    Downtown Nevada City
    The welcoming, walkable downtown of Nevada City is laid back, yet full of life. Start your day at the cozy South Pine Cafe (110 S Pine St.) with a lobster benedict or a spicy Jamaican tofu scramble. Then stroll the streets and stop into the shop Kitkitdizzi (423 Broad St.) for handcrafted goods unique to the region, vintage wears and local art “all with California gold rush swagger,” as stated by owners Carrie Hawthorne and Kira Westly. Surrounded by Gold Rush history, modern gold jewelry is made from locally found nuggets and is found at Utopian Stone Custom Jewelers (301 Broad St.). For a coffee shop with Victorian charm try The Curly Wolf (217 Broad St.), an espresso house and music venue with German pastries and light fare. A perfect way to cool down during the hot summer months can be found at Treats (110 York St.) , an artisan ice cream shop with flavors like pear ginger sorbet or vegan chai coconut. Nightlife is aplenty with music halls, alehouses or dive bars like the Mine Shaft Saloon (222 Broad St.).
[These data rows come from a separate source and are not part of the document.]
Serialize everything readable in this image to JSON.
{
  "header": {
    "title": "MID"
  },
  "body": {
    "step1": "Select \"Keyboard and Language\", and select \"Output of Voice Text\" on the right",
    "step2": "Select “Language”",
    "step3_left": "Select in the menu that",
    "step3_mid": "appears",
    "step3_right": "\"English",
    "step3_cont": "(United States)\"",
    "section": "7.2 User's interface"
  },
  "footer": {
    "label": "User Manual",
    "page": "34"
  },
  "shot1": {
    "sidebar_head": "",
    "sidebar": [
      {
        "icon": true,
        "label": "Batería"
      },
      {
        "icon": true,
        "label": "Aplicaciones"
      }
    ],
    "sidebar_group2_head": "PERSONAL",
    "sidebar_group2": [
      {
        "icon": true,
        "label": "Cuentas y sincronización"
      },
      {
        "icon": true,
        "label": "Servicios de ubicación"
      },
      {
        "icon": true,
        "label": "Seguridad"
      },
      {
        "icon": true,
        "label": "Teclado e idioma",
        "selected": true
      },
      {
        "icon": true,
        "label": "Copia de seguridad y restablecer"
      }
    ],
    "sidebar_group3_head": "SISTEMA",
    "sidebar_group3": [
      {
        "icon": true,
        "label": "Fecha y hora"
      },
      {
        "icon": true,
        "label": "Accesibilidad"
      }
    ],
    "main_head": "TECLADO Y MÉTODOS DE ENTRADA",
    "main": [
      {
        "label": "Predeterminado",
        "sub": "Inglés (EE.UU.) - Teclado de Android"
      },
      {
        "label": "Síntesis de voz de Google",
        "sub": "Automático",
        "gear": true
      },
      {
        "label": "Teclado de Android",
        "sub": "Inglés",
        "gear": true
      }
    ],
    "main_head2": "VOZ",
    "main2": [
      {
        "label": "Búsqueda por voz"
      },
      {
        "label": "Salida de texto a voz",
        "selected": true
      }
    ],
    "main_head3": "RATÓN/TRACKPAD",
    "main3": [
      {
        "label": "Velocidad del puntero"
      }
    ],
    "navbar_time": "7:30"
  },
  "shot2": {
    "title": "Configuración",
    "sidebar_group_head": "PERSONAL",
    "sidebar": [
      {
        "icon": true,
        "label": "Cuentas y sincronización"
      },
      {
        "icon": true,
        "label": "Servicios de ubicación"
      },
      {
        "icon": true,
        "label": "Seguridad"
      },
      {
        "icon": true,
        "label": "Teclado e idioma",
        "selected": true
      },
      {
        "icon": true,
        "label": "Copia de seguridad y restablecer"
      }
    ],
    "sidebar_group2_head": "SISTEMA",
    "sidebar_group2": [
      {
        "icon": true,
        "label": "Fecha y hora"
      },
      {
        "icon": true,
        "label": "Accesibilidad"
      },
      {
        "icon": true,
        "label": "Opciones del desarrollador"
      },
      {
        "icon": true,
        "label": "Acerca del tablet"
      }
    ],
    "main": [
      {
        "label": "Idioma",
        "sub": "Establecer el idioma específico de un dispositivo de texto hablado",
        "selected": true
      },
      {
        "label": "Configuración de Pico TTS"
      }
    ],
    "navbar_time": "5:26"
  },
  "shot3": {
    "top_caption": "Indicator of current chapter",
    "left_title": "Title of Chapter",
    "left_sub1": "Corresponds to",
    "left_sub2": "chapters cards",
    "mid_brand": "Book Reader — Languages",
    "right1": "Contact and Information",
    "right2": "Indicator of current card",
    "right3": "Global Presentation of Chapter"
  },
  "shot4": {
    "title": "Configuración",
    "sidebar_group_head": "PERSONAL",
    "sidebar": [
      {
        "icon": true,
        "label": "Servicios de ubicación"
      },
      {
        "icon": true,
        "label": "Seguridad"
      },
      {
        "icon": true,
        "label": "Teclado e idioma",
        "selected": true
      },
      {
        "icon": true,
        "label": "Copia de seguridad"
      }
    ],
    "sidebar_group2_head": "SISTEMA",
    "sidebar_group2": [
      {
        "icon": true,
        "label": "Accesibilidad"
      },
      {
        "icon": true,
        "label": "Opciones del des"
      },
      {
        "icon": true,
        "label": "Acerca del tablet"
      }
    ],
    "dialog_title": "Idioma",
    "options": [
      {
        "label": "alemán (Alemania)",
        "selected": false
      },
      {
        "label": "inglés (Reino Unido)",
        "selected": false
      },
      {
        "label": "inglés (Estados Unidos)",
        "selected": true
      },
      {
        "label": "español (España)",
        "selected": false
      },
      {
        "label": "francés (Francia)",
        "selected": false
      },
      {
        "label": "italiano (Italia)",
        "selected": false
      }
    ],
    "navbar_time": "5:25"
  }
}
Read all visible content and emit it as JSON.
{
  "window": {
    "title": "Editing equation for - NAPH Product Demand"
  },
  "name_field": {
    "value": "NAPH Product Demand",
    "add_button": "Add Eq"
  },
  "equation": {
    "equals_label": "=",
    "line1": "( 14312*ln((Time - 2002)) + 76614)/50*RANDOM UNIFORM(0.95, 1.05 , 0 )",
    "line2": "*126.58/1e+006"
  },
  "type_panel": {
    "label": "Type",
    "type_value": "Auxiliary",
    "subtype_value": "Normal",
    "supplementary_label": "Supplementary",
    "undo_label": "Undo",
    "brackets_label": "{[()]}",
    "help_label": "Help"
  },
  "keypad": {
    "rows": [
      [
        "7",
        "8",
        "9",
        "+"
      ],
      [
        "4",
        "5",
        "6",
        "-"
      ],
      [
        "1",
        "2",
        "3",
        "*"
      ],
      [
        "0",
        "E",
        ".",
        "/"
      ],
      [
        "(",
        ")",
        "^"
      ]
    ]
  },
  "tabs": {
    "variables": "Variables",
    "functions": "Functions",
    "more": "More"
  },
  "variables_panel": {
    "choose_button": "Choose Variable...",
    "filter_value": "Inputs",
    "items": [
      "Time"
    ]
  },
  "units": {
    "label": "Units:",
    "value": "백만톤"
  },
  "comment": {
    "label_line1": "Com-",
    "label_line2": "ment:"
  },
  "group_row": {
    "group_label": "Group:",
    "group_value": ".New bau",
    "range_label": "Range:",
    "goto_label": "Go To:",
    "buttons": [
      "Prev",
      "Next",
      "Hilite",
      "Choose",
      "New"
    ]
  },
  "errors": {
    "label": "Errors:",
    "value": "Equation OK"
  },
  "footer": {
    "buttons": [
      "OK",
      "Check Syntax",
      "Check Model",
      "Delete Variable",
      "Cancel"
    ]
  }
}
    The Willo Steakhouse (16898 State Hwy 49, Nevada City)
    Along Highway 49, just west of Nevada City, is The Willo, a classic roadhouse and bar where you’re welcomed by the smell of steak and a dining room full of locals. In 1947 a Quonset hut (a semi-cylindrical building) was purchased from the US Army and transported to its current location, and opened as a bar, which became popular with lumberjacks and miners. The bar was passed down through the decades and a covered structure was added to enlarge the bar and create a dining area. The original Quonset beams are still visible in the bar and current owners Mike Byrne and Nancy Wilson keep the roadhouse tradition going with carefully aged New York steaks and house made ingredients. Pair your steak or fish with a local wine, such as the Rough and Ready Red, or bring your own for a small corkage fee. Check the website for specials, such as rib-eye on Fridays.

    Outside Inn (575 E Broad St.)
    A 16-room motel a short walk from downtown, each room features a unique décor, such as the Paddlers’ Suite or the Wildflower Room. A friendly staff and an office full of information about local trails, swimming and biking gets you started on your outdoor exploration. Amenities include an outdoor shower, a summer swimming pool and picnic tables and barbeques. Don’t miss the free vegetable cart just outside the motel in the mornings.

    Written and photographed by Beth LaBerge for the SF Weekly.

  • Arcade Fire at Shoreline
    Arcade Fire opened their US tour at Shoreline Amphitheater to a full house who was there in support of their album "Reflector," which was released last fall. Dan Deacon opened the show to a happily surprised early audience and got the crowd actively dancing and warmed up. DEVO was originally on the bill to support Arcade Fire but a kayak accident last week had sidelined lead singer Mark Mothersbaugh and the duration of the west coast leg of the tour. Win Butler did a homage to DEVO by performing Uncontrollable Urge.

Popular Stories

  1. Most Popular Stories
  2. Stories You Missed
  1. Most Popular